According to one Franciscan Order, the Blessed Virgin Mary was seventy-two years old when she was assumed into Heaven. Estimating that she was fourteen when she gave birth to Jesus, she would have been forty-seven when He died. That leaves twenty-five years for her on Earth without her beloved Son. Despite her joy in His victory, the Resurrection and Ascension into Heaven, it must have been incredibly painful for her to be separated from Him.
Certainly she had the company of some of the Apostles, and friends. I am sure she knew that she would see her Divine Son again one day, but we humans often need a tangible presence for comfort.
I would assume that Our Lady may have been given special consolation at times, visits from her Son or the holy angels. But maybe not. Maybe her solitary presence on Earth was part of a bigger plan.
Because she was given twenty-five years to further contemplate the mysteries of God, Our Lady must have prayed often for the salvation of her Son’s beloved children. She knew what was in store for the faithful, and she knew the desolation that befell those who rejected God.
And one tear from the spotless, sinless Virgin means more in Heaven than we can possibly imagine.
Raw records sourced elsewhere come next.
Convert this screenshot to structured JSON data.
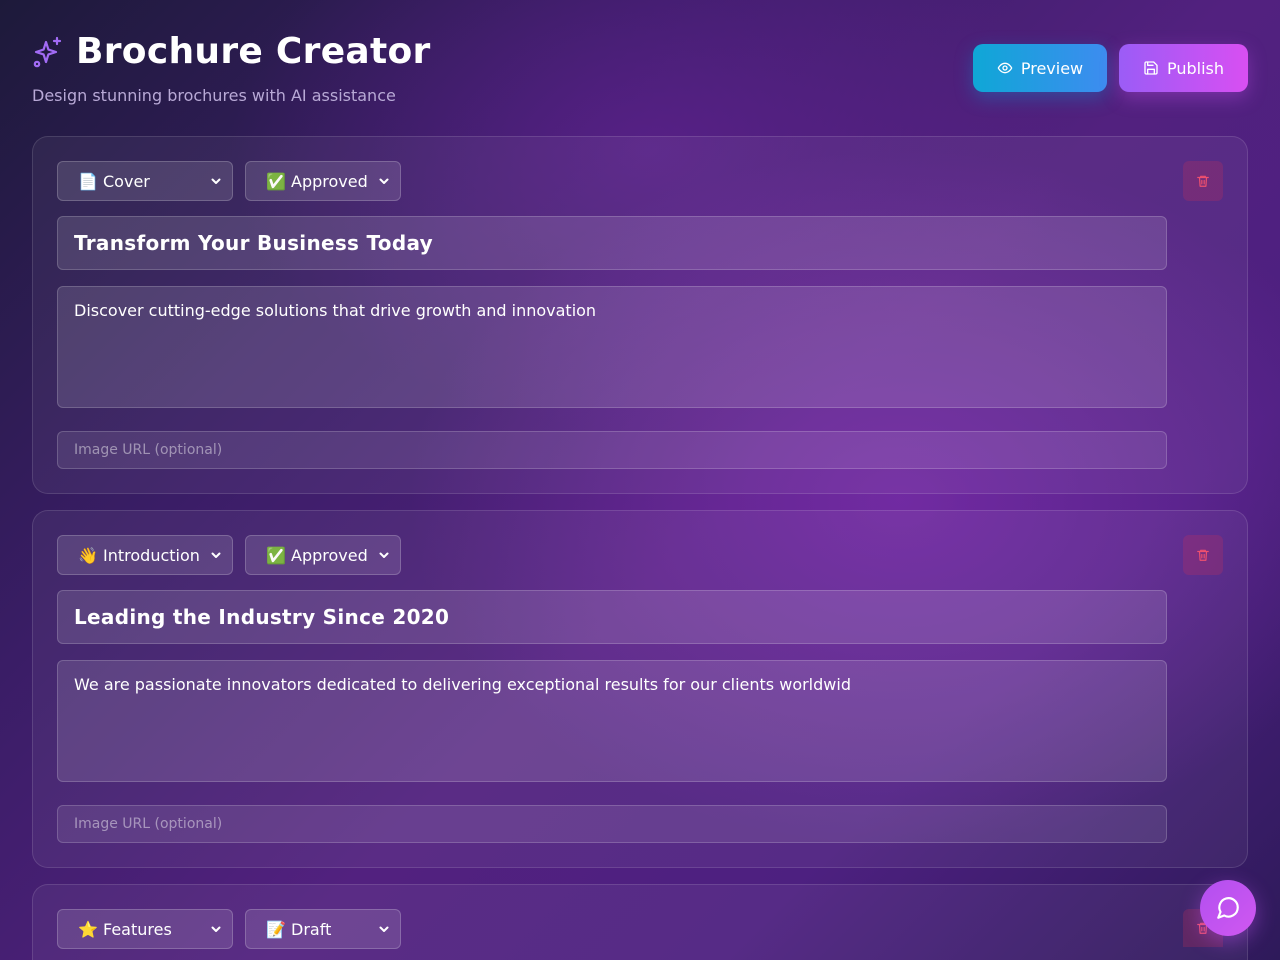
{
  "header": {
    "title": "Brochure Creator",
    "subtitle": "Design stunning brochures with AI assistance",
    "preview_label": "Preview",
    "publish_label": "Publish"
  },
  "sections": [
    {
      "type": "📄 Cover",
      "status": "✅ Approved",
      "heading": "Transform Your Business Today",
      "body": "Discover cutting-edge solutions that drive growth and innovation",
      "image_placeholder": "Image URL (optional)"
    },
    {
      "type": "👋 Introduction",
      "status": "✅ Approved",
      "heading": "Leading the Industry Since 2020",
      "body": "We are passionate innovators dedicated to delivering exceptional results for our clients worldwid",
      "image_placeholder": "Image URL (optional)"
    },
    {
      "type": "⭐ Features",
      "status": "📝 Draft",
      "heading": "",
      "body": "",
      "image_placeholder": ""
    }
  ],
  "icons": {
    "title": "sparkles-icon",
    "preview": "eye-icon",
    "publish": "save-icon",
    "delete": "trash-icon",
    "select": "chevron-down-icon",
    "chat": "chat-bubble-icon"
  },
  "colors": {
    "accent_purple": "#9b5cf6",
    "accent_pink": "#d84ff2",
    "accent_cyan": "#0fa7d6",
    "danger": "#f0506e"
  }
}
How often did Our Lady plead lovingly through tears with the Father for mankind, many of whom she saw living sinful lives, oblivious or indifferent to her Son who sacrificed all while she, the Mother of God, remained, sinless, on Earth?
Perhaps those twenty-five years she spent on Earth were yet another facet of her martyrdom. She undoubtedly offered her own agony to the Father as she watched her Son suffer on the Cross. Did she offer the sorrow of being separated from her Son to the Father for the sake of mankind? I suspect so. And such an offering from the humble Virgin would have made her Assumption into Heaven all the more glorious.
Thank you so much to Our Lord and Our Lady for this beautiful Feast Day.
I recall the first time that I heard the song One of These Days by the group Far From Home. The powerful lyrics "One of these days, I am going to see the hands that took the nails for me..." moved me deeply, a reminder that one day I really will meet Jesus.
Then I tonight I came across this article, one of countless inspiring reflections on the Real Presence. The words of St. Teresa of Avila struck a chord as just yesterday I wondered what it must have been like to have lived during the time Jesus was on Earth.
What was it like for people outside the ‘word of mouth’ region - people who may not have heard of the miracles of the Messiah?
Did these people feel any different as their Savior walked on the Earth at the same time they did?
Was His presence palpable?
Turns out I don't have to wonder.
"I cannot doubt at all Your Presence in the Eucharist. You have given me such a lively faith that when I hear others say they wish they had been living when you were on earth, I laugh to myself, for I know that I possess you as truly in the Blessed Sacrament as people did then, and I wonder what more anyone could possibly want." St. Teresa of Avila, Doctor of the Church
So many of us, myself included, drive by churches, hurrying to do things that are "important". If I really and truly believe in the Real Presence, then why would I spend one free minute away from Him?
Please go see Him this week.
Maybe a daily Mass, or a few moments before the Blessed Sacrament. An hour of adoration would be wonderful. There is even online perpetual adoration if you aren't able to get to a church.
He burns with Love beyond anything that we can understand.
He, the King of Kings, waits patiently for us.
Then one day, when you see the hands that took the nails for you, you will rejoice that you chose to spend time with Him here on Earth.